[Extracted data entries]

☆ ☆ ☆ ☆ ☆ ☆ ☆

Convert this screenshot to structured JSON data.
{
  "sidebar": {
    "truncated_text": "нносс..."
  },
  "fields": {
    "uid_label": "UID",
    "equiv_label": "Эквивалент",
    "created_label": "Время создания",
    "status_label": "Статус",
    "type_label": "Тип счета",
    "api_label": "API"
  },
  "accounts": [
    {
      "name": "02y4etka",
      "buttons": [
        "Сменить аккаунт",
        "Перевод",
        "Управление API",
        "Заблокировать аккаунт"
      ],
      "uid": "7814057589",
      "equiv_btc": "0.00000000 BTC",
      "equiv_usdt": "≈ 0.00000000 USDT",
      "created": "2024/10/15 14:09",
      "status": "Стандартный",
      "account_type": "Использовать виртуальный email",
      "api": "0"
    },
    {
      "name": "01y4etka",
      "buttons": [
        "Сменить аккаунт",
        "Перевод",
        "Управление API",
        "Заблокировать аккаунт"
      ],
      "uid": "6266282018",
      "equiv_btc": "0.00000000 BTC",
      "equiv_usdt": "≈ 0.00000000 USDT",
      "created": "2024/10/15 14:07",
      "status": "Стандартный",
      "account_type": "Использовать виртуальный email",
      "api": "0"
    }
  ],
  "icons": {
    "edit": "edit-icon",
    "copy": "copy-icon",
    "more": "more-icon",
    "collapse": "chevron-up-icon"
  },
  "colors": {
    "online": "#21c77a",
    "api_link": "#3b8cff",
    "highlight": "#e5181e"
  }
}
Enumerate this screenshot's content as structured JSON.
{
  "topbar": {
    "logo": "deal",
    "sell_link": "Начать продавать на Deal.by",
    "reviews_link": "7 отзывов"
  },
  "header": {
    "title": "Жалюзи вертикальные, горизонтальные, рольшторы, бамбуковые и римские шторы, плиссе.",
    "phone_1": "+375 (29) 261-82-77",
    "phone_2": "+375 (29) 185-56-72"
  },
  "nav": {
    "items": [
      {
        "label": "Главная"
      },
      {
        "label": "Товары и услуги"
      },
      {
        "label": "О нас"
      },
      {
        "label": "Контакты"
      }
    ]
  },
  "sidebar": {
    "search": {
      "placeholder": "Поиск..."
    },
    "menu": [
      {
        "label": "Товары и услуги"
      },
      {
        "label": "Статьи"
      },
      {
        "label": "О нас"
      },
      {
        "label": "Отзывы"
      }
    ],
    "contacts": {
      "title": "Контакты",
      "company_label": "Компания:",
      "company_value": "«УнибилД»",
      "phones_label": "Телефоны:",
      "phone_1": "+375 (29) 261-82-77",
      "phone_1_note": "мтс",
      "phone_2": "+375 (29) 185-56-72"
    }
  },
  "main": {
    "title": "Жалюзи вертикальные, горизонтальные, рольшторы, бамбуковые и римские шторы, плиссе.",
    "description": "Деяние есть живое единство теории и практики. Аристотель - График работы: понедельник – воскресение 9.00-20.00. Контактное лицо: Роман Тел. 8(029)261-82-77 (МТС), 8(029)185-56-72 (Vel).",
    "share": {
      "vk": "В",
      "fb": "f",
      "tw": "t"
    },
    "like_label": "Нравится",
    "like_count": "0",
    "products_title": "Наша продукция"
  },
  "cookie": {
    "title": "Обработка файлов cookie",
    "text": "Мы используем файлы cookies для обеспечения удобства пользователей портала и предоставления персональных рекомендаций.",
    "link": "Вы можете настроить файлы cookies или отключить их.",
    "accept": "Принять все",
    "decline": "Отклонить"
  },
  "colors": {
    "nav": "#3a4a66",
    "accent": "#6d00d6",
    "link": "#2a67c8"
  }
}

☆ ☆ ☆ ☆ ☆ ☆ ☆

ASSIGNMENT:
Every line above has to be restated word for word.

TASK RESULT:
Convert this screenshot to structured JSON data.
{
  "sidebar": {
    "truncated_text": "нносс..."
  },
  "fields": {
    "uid_label": "UID",
    "equiv_label": "Эквивалент",
    "created_label": "Время создания",
    "status_label": "Статус",
    "type_label": "Тип счета",
    "api_label": "API"
  },
  "accounts": [
    {
      "name": "02y4etka",
      "buttons": [
        "Сменить аккаунт",
        "Перевод",
        "Управление API",
        "Заблокировать аккаунт"
      ],
      "uid": "7814057589",
      "equiv_btc": "0.00000000 BTC",
      "equiv_usdt": "≈ 0.00000000 USDT",
      "created": "2024/10/15 14:09",
      "status": "Стандартный",
      "account_type": "Использовать виртуальный email",
      "api": "0"
    },
    {
      "name": "01y4etka",
      "buttons": [
        "Сменить аккаунт",
        "Перевод",
        "Управление API",
        "Заблокировать аккаунт"
      ],
      "uid": "6266282018",
      "equiv_btc": "0.00000000 BTC",
      "equiv_usdt": "≈ 0.00000000 USDT",
      "created": "2024/10/15 14:07",
      "status": "Стандартный",
      "account_type": "Использовать виртуальный email",
      "api": "0"
    }
  ],
  "icons": {
    "edit": "edit-icon",
    "copy": "copy-icon",
    "more": "more-icon",
    "collapse": "chevron-up-icon"
  },
  "colors": {
    "online": "#21c77a",
    "api_link": "#3b8cff",
    "highlight": "#e5181e"
  }
}
Enumerate this screenshot's content as structured JSON.
{
  "topbar": {
    "logo": "deal",
    "sell_link": "Начать продавать на Deal.by",
    "reviews_link": "7 отзывов"
  },
  "header": {
    "title": "Жалюзи вертикальные, горизонтальные, рольшторы, бамбуковые и римские шторы, плиссе.",
    "phone_1": "+375 (29) 261-82-77",
    "phone_2": "+375 (29) 185-56-72"
  },
  "nav": {
    "items": [
      {
        "label": "Главная"
      },
      {
        "label": "Товары и услуги"
      },
      {
        "label": "О нас"
      },
      {
        "label": "Контакты"
      }
    ]
  },
  "sidebar": {
    "search": {
      "placeholder": "Поиск..."
    },
    "menu": [
      {
        "label": "Товары и услуги"
      },
      {
        "label": "Статьи"
      },
      {
        "label": "О нас"
      },
      {
        "label": "Отзывы"
      }
    ],
    "contacts": {
      "title": "Контакты",
      "company_label": "Компания:",
      "company_value": "«УнибилД»",
      "phones_label": "Телефоны:",
      "phone_1": "+375 (29) 261-82-77",
      "phone_1_note": "мтс",
      "phone_2": "+375 (29) 185-56-72"
    }
  },
  "main": {
    "title": "Жалюзи вертикальные, горизонтальные, рольшторы, бамбуковые и римские шторы, плиссе.",
    "description": "Деяние есть живое единство теории и практики. Аристотель - График работы: понедельник – воскресение 9.00-20.00. Контактное лицо: Роман Тел. 8(029)261-82-77 (МТС), 8(029)185-56-72 (Vel).",
    "share": {
      "vk": "В",
      "fb": "f",
      "tw": "t"
    },
    "like_label": "Нравится",
    "like_count": "0",
    "products_title": "Наша продукция"
  },
  "cookie": {
    "title": "Обработка файлов cookie",
    "text": "Мы используем файлы cookies для обеспечения удобства пользователей портала и предоставления персональных рекомендаций.",
    "link": "Вы можете настроить файлы cookies или отключить их.",
    "accept": "Принять все",
    "decline": "Отклонить"
  },
  "colors": {
    "nav": "#3a4a66",
    "accent": "#6d00d6",
    "link": "#2a67c8"
  }
}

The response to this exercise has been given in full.